- Constitutional Reform in Telecommunications: Update
- May 17, 2013 | Authors: Octavio Lecona Morales; Luis Rubio Barnetche
- Law Firm: Greenberg Traurig, S.C. - Mexico, D.F. Office
This is an update of the client Alert that we distributed earlier related to the bill introduced by the President of Mexico to the Mexican Congress on March 11, 2013, with the intention to amend several provisions of the Mexican Federal Constitution to provide a constitutional framework for the regulation of broadcasting and telecommunications and enhance fair trade and competition in such markets.
On March 21, 2013, the bill (as amended) was approved by more than two thirds of the attending members of the Cámara de Diputados (House of Representatives). The bill, as amended (properly called the minute) was sent to the Cámara de Senadores (the Senate) for review.
The Senate held public hearings before reporting on the minute. The minute was reported by the Senate Comisiones Unidas (Joint Committees) de Puntos Constitucionales (on Constitutional Matters), de Comunicaciones y Transportes (on Communications and Transport), de Radio, Televisión y Cinematografía (on Radio, Television, and Cinematography), and de Estudios Legislativos (on Legislative Studies), with the opinion of the Comisión de Gobernación (Committee on Government) and the Comisión de Justicia (Committee on Justice).
On April 19, the Senate passed the report on the minute with additional amendments, which was submitted to the House of Representatives for debate and approval, as appropriate. On May 25, the House of Representatives returned the minute to the Senate with additional amendments. On April 30, the Senate approved the minute (as amended) that was received from the House of Representatives.
Upon approval by both the House of Representatives and the Senate, the minute (as amended) was submitted to all state legislatures for debate and approval, as appropriate. As of the date hereof, the required majority has been attained. State legislatures that have approved the bill to amend the federal Constitution are Aguascalientes, Baja California Sur, Campeche, Coahuila, Colima, Chiapas, Chihuahua, Estado de México, Jalisco, Morelos, Nuevo León, Puebla, Querétaro, Sonora, Tabasco, Tamaulipas, Tlaxcala and Yucatán.
Consequently, we anticipate that the Comisión Permanente 1 (Permanent Committee) will issue the Declaratoria de Constitucionalidad (Declaration of Constitutionality) of the bill and submit it to the President of Mexico in their next meeting. Once the President signs the bill into law it will be inserted in the Diario Oficial de la Federación (Official Gazette).
This constitutional reform will enter into effect on the day following its publication, including specific transitional provisions that mandate the total elimination of limits to direct foreign investment in telecommunications and satellite services.

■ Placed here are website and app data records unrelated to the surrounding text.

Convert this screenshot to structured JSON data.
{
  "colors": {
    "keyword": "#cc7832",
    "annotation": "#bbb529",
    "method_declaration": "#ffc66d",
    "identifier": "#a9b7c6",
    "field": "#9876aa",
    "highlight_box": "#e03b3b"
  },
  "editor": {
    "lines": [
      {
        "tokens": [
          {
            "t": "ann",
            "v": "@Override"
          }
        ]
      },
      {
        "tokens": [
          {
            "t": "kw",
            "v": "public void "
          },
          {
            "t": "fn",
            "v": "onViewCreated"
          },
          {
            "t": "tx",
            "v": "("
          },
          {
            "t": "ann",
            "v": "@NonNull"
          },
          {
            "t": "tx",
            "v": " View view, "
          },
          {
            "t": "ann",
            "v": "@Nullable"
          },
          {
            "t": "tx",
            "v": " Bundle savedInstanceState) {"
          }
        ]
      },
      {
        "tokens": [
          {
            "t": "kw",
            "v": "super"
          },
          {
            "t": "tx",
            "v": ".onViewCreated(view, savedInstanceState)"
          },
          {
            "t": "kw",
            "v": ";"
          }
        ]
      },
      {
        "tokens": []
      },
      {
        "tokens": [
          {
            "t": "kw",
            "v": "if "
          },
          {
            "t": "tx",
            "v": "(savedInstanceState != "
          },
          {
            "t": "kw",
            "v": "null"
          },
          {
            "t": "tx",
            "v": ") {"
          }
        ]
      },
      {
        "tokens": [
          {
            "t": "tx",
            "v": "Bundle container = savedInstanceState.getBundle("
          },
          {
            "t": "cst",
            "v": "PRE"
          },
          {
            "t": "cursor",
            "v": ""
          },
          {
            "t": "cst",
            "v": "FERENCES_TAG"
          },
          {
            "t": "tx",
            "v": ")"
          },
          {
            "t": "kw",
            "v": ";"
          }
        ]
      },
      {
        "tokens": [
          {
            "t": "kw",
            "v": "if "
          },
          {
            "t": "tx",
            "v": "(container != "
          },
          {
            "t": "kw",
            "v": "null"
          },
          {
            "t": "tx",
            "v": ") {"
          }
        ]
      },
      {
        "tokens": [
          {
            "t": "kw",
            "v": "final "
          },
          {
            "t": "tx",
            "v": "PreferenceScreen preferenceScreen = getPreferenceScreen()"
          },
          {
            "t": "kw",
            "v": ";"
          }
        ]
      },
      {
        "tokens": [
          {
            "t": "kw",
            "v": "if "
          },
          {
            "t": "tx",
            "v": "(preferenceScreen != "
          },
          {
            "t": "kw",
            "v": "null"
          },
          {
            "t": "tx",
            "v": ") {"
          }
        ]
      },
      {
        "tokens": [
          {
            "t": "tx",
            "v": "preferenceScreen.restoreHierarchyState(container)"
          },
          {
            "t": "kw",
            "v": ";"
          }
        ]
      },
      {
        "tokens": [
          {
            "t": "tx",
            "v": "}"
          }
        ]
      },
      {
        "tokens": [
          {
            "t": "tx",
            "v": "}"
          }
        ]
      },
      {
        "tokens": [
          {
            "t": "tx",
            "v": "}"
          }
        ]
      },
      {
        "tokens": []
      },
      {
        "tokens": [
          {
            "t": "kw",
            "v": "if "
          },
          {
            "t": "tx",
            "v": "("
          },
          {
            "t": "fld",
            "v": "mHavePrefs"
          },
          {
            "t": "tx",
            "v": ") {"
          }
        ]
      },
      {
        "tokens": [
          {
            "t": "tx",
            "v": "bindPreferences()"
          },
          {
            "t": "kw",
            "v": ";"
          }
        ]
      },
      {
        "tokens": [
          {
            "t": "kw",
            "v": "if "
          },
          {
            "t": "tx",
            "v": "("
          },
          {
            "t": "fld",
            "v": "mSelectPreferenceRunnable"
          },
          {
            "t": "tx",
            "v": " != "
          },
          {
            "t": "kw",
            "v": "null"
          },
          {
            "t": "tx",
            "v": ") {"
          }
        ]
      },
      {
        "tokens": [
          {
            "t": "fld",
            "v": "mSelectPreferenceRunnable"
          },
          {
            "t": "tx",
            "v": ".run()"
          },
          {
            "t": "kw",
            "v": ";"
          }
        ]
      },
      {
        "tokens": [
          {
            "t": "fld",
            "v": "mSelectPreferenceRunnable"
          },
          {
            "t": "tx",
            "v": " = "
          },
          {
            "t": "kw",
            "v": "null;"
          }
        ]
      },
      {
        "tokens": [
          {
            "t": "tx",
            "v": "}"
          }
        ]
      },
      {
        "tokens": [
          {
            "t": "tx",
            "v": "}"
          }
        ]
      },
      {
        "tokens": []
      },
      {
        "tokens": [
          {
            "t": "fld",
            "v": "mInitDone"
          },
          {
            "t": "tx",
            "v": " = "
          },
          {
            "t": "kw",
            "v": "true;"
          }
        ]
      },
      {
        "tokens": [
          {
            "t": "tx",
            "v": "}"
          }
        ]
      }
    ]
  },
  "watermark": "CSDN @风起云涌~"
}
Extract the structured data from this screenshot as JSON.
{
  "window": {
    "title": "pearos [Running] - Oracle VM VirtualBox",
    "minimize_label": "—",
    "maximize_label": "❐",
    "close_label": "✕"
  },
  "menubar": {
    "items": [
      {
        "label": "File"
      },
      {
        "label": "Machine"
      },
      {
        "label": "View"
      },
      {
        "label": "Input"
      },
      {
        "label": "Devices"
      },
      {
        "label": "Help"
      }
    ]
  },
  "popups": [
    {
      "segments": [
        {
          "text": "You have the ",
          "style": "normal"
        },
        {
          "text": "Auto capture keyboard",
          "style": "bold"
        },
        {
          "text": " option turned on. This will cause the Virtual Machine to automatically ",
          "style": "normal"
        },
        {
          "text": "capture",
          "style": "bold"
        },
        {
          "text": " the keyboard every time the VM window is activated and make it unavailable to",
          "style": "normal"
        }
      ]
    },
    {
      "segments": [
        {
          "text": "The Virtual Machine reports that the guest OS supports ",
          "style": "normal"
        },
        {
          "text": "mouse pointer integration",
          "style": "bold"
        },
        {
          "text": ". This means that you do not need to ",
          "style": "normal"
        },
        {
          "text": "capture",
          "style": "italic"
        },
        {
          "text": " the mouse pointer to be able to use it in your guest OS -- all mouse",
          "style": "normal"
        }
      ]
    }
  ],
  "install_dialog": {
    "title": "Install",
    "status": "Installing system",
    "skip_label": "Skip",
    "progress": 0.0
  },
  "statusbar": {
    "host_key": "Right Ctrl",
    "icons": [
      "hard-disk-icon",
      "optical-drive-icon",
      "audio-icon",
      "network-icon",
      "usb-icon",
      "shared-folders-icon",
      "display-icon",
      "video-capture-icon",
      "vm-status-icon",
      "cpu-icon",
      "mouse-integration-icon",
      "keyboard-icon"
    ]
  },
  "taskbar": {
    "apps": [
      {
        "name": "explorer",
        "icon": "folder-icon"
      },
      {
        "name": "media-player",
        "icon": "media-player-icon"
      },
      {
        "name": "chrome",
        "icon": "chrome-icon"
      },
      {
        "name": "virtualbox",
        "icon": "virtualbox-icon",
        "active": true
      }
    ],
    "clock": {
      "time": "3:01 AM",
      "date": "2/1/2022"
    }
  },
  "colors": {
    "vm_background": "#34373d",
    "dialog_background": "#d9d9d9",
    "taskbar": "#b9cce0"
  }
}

The constitutional reform provides that Congress will have 180 days to enact the new broadcasting and telecommunications law. Our best estimate is that the new law may be enacted by mid-November 2013.
1 The Comisión Permanente (Permanent Committee) is installed when Congress is in recess.